> _PROBLEM DETAILS_: Lines with "network": please show every one of them from the listing below.

> _MATERIAL PROVIDED_:

______________________________

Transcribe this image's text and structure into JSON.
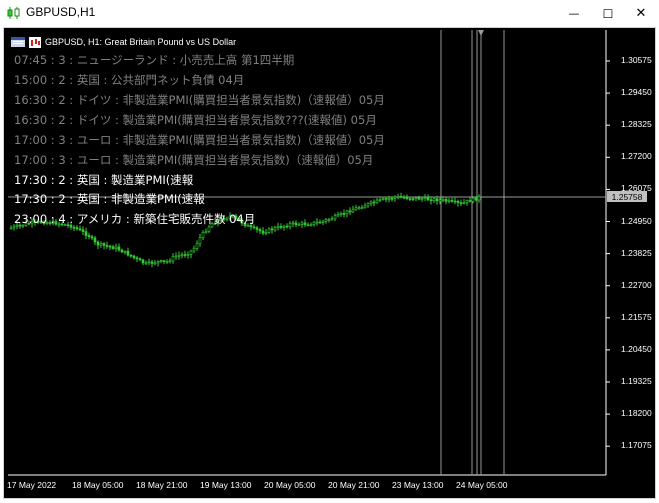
{
  "window": {
    "title": "GBPUSD,H1",
    "minimize_glyph": "—",
    "maximize_glyph": "☐",
    "close_glyph": "✕"
  },
  "chart": {
    "header": "GBPUSD, H1:  Great Britain Pound vs US Dollar",
    "current_price": "1.25758",
    "candle_color": "#33cc33",
    "background": "#000000",
    "y_ticks": [
      "1.30575",
      "1.29450",
      "1.28325",
      "1.27200",
      "1.26075",
      "1.24950",
      "1.23825",
      "1.22700",
      "1.21575",
      "1.20450",
      "1.19325",
      "1.18200",
      "1.17075"
    ],
    "x_ticks": [
      "17 May 2022",
      "18 May 05:00",
      "18 May 21:00",
      "19 May 13:00",
      "20 May 05:00",
      "20 May 21:00",
      "23 May 13:00",
      "24 May 05:00"
    ]
  },
  "news": [
    {
      "text": "07:45 : 3 : ニュージーランド : 小売売上高 第1四半期",
      "color": "#808080"
    },
    {
      "text": "15:00 : 2 : 英国 : 公共部門ネット負債 04月",
      "color": "#808080"
    },
    {
      "text": "16:30 : 2 : ドイツ : 非製造業PMI(購買担当者景気指数)（速報値）05月",
      "color": "#808080"
    },
    {
      "text": "16:30 : 2 : ドイツ : 製造業PMI(購買担当者景気指数???(速報値) 05月",
      "color": "#808080"
    },
    {
      "text": "17:00 : 3 : ユーロ : 非製造業PMI(購買担当者景気指数)（速報値）05月",
      "color": "#808080"
    },
    {
      "text": "17:00 : 3 : ユーロ : 製造業PMI(購買担当者景気指数)（速報値）05月",
      "color": "#808080"
    },
    {
      "text": "17:30 : 2 : 英国 : 製造業PMI(速報",
      "color": "#ffffff"
    },
    {
      "text": "17:30 : 2 : 英国 : 非製造業PMI(速報",
      "color": "#ffffff"
    },
    {
      "text": "23:00 : 4 : アメリカ : 新築住宅販売件数 04月",
      "color": "#ffffff"
    }
  ]
}
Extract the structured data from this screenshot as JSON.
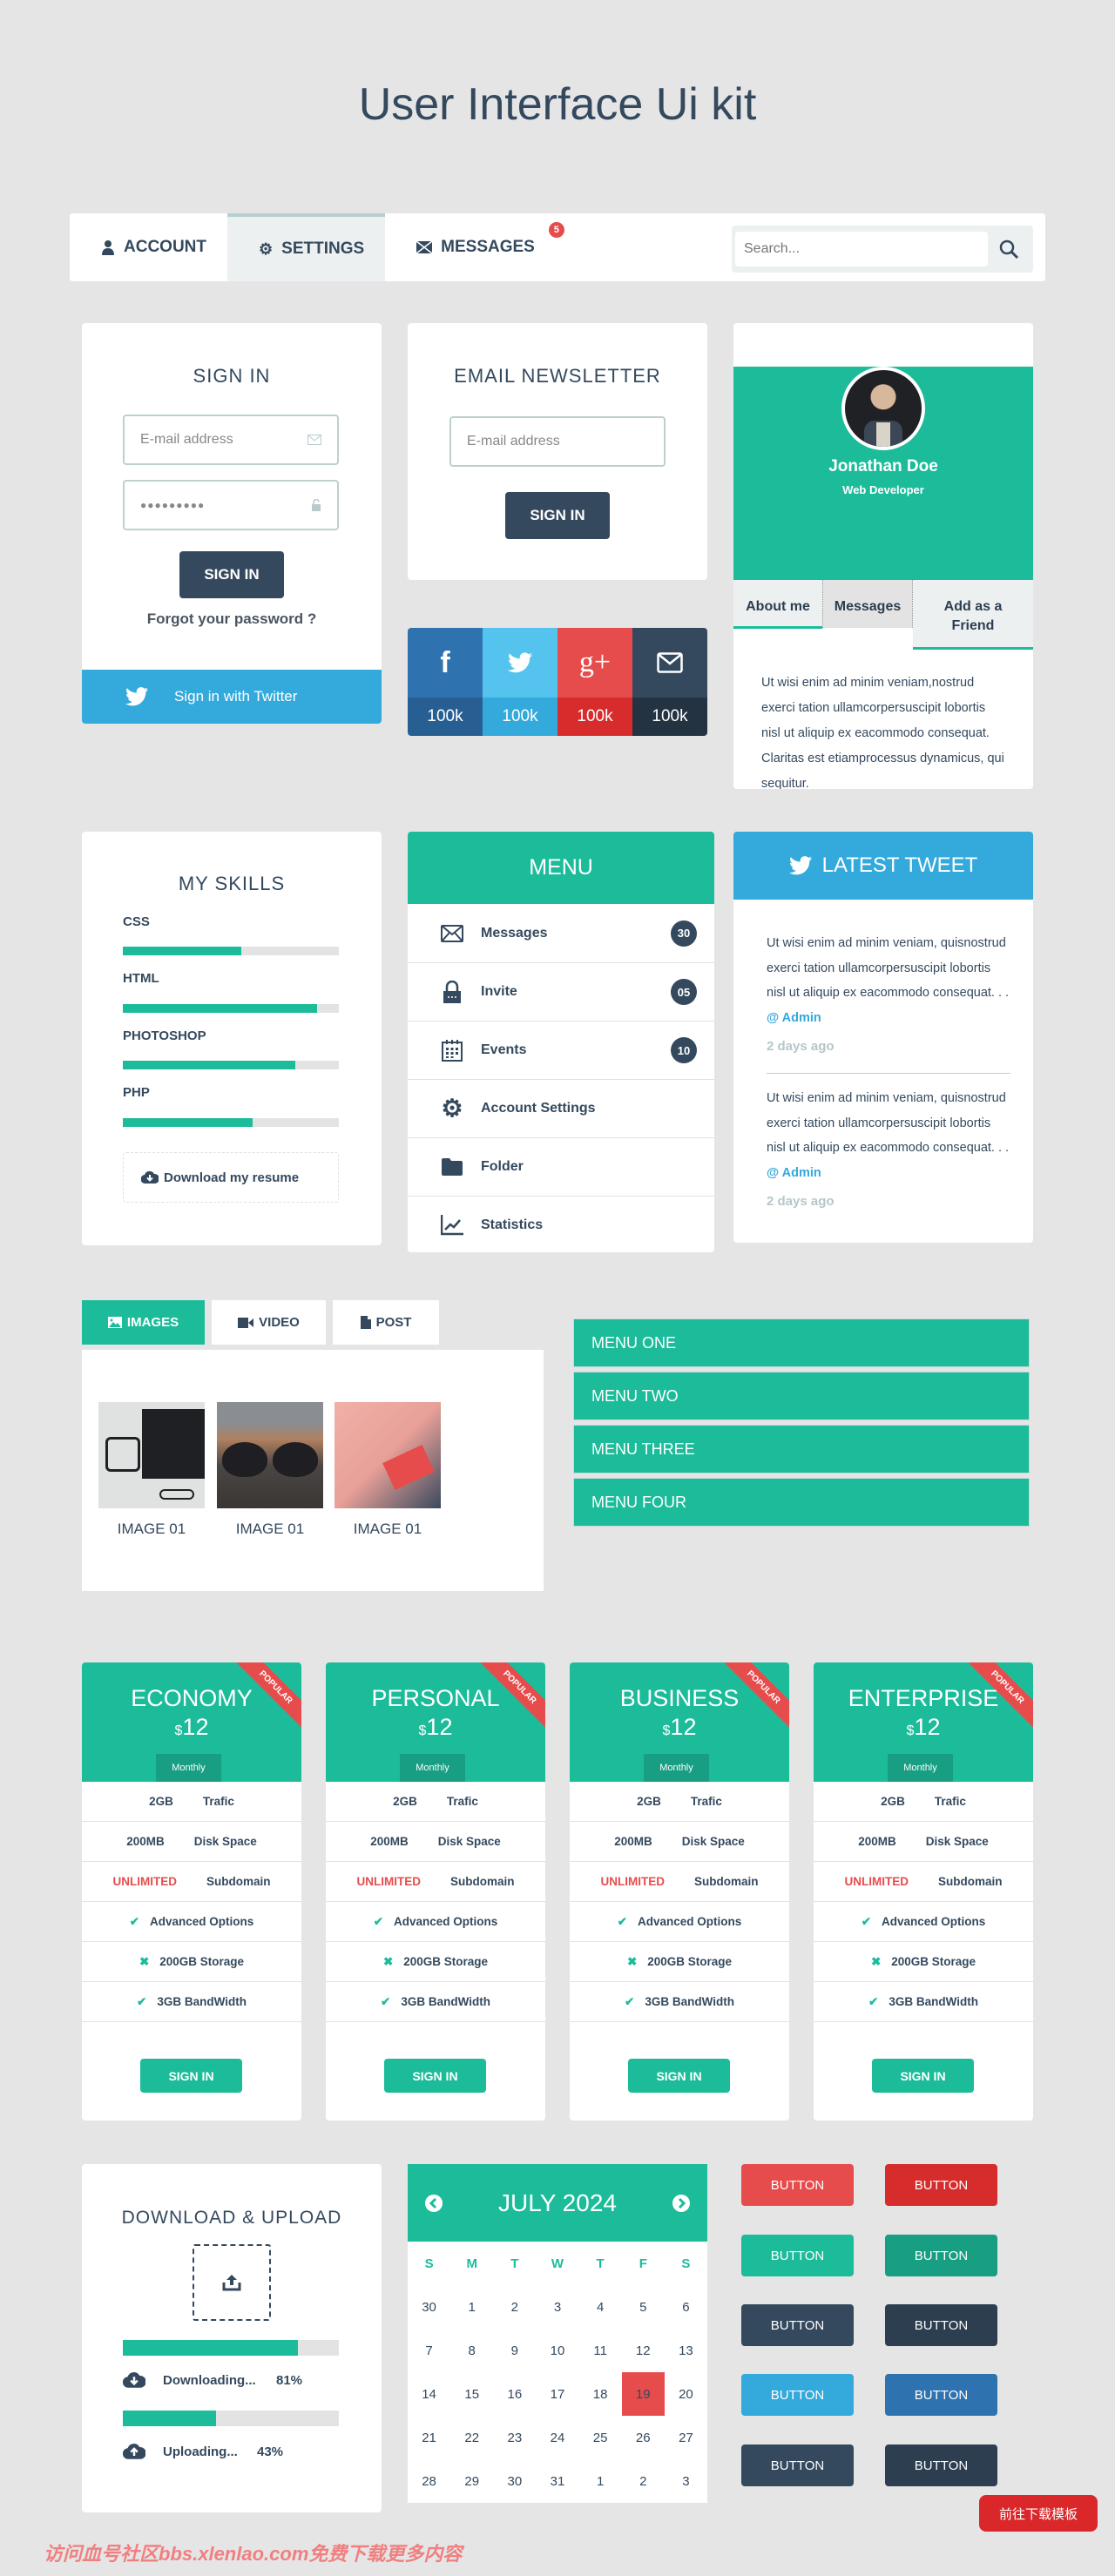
{
  "page_title": "User Interface Ui kit",
  "nav": {
    "items": [
      {
        "label": "ACCOUNT",
        "icon": "user-icon"
      },
      {
        "label": "SETTINGS",
        "icon": "gear-icon",
        "active": true
      },
      {
        "label": "MESSAGES",
        "icon": "envelope-icon",
        "badge": "5"
      }
    ],
    "search_placeholder": "Search..."
  },
  "signin": {
    "title": "SIGN IN",
    "email_placeholder": "E-mail address",
    "password_value": "●●●●●●●●●",
    "button": "SIGN IN",
    "forgot": "Forgot your password ?",
    "twitter": "Sign in with Twitter"
  },
  "newsletter": {
    "title": "EMAIL NEWSLETTER",
    "email_placeholder": "E-mail address",
    "button": "SIGN IN"
  },
  "social": [
    {
      "network": "facebook",
      "glyph": "f",
      "count": "100k",
      "color": "#2f72b0",
      "dark": "#285f93"
    },
    {
      "network": "twitter",
      "glyph": "",
      "count": "100k",
      "color": "#54c4ef",
      "dark": "#34a9dc"
    },
    {
      "network": "google-plus",
      "glyph": "g+",
      "count": "100k",
      "color": "#e74c4c",
      "dark": "#d62c2c"
    },
    {
      "network": "email",
      "glyph": "",
      "count": "100k",
      "color": "#34495e",
      "dark": "#243342"
    }
  ],
  "profile": {
    "name": "Jonathan Doe",
    "role": "Web Developer",
    "tabs": [
      "About me",
      "Messages",
      "Add as a Friend"
    ],
    "bio": "Ut wisi enim ad minim veniam,nostrud exerci tation ullamcorpersuscipit lobortis nisl ut aliquip ex eacommodo consequat. Claritas est etiamprocessus dynamicus, qui sequitur."
  },
  "skills": {
    "title": "MY SKILLS",
    "items": [
      {
        "name": "CSS",
        "percent": 55
      },
      {
        "name": "HTML",
        "percent": 90
      },
      {
        "name": "PHOTOSHOP",
        "percent": 80
      },
      {
        "name": "PHP",
        "percent": 60
      }
    ],
    "download": "Download my resume"
  },
  "menu": {
    "title": "MENU",
    "items": [
      {
        "label": "Messages",
        "icon": "envelope-icon",
        "count": "30"
      },
      {
        "label": "Invite",
        "icon": "lock-icon",
        "count": "05"
      },
      {
        "label": "Events",
        "icon": "calendar-icon",
        "count": "10"
      },
      {
        "label": "Account Settings",
        "icon": "gear-icon"
      },
      {
        "label": "Folder",
        "icon": "folder-icon"
      },
      {
        "label": "Statistics",
        "icon": "chart-icon"
      }
    ]
  },
  "tweet": {
    "title": "LATEST TWEET",
    "items": [
      {
        "text": "Ut wisi enim ad minim veniam, quisnostrud exerci tation ullamcorpersuscipit lobortis nisl ut aliquip ex eacommodo consequat. . . ",
        "author": "@ Admin",
        "time": "2 days ago"
      },
      {
        "text": "Ut wisi enim ad minim veniam, quisnostrud exerci tation ullamcorpersuscipit lobortis nisl ut aliquip ex eacommodo consequat. . . ",
        "author": "@ Admin",
        "time": "2 days ago"
      }
    ]
  },
  "gallery": {
    "tabs": [
      {
        "label": "IMAGES",
        "icon": "image-icon",
        "active": true
      },
      {
        "label": "VIDEO",
        "icon": "video-icon"
      },
      {
        "label": "POST",
        "icon": "document-icon"
      }
    ],
    "images": [
      {
        "caption": "IMAGE 01",
        "subject": "laptop-camera"
      },
      {
        "caption": "IMAGE 01",
        "subject": "sunglasses"
      },
      {
        "caption": "IMAGE 01",
        "subject": "notebook"
      }
    ]
  },
  "accordion": [
    "MENU ONE",
    "MENU TWO",
    "MENU THREE",
    "MENU FOUR"
  ],
  "pricing": {
    "ribbon": "POPULAR",
    "period": "Monthly",
    "currency": "$",
    "button": "SIGN IN",
    "plans": [
      {
        "name": "ECONOMY",
        "price": "12"
      },
      {
        "name": "PERSONAL",
        "price": "12"
      },
      {
        "name": "BUSINESS",
        "price": "12"
      },
      {
        "name": "ENTERPRISE",
        "price": "12"
      }
    ],
    "features": [
      {
        "a": "2GB",
        "b": "Trafic"
      },
      {
        "a": "200MB",
        "b": "Disk Space"
      },
      {
        "a": "UNLIMITED",
        "b": "Subdomain",
        "highlight": true
      },
      {
        "mark": "check",
        "b": "Advanced Options"
      },
      {
        "mark": "cross",
        "b": "200GB Storage"
      },
      {
        "mark": "check",
        "b": "3GB BandWidth"
      }
    ]
  },
  "transfer": {
    "title": "DOWNLOAD & UPLOAD",
    "download_label": "Downloading...",
    "download_percent": 81,
    "download_text": "81%",
    "upload_label": "Uploading...",
    "upload_percent": 43,
    "upload_text": "43%"
  },
  "calendar": {
    "month": "JULY 2024",
    "weekdays": [
      "S",
      "M",
      "T",
      "W",
      "T",
      "F",
      "S"
    ],
    "days": [
      "30",
      "1",
      "2",
      "3",
      "4",
      "5",
      "6",
      "7",
      "8",
      "9",
      "10",
      "11",
      "12",
      "13",
      "14",
      "15",
      "16",
      "17",
      "18",
      "19",
      "20",
      "21",
      "22",
      "23",
      "24",
      "25",
      "26",
      "27",
      "28",
      "29",
      "30",
      "31",
      "1",
      "2",
      "3"
    ],
    "selected": "19"
  },
  "buttons": {
    "label": "BUTTON",
    "rows": [
      [
        "#e74c4c",
        "#d62c2c"
      ],
      [
        "#1cbc9b",
        "#179e83"
      ],
      [
        "#34495e",
        "#2c3e50"
      ],
      [
        "#34a9dc",
        "#2f72b0"
      ],
      [
        "#34495e",
        "#2c3e50"
      ]
    ]
  },
  "download_template": "前往下载模板",
  "watermark": "访问血号社区bbs.xlenlao.com免费下载更多内容"
}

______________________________

> _EXPECTED OUTPUT_:
      "network": "facebook",
      "network": "twitter",
      "network": "google-plus",
      "network": "email",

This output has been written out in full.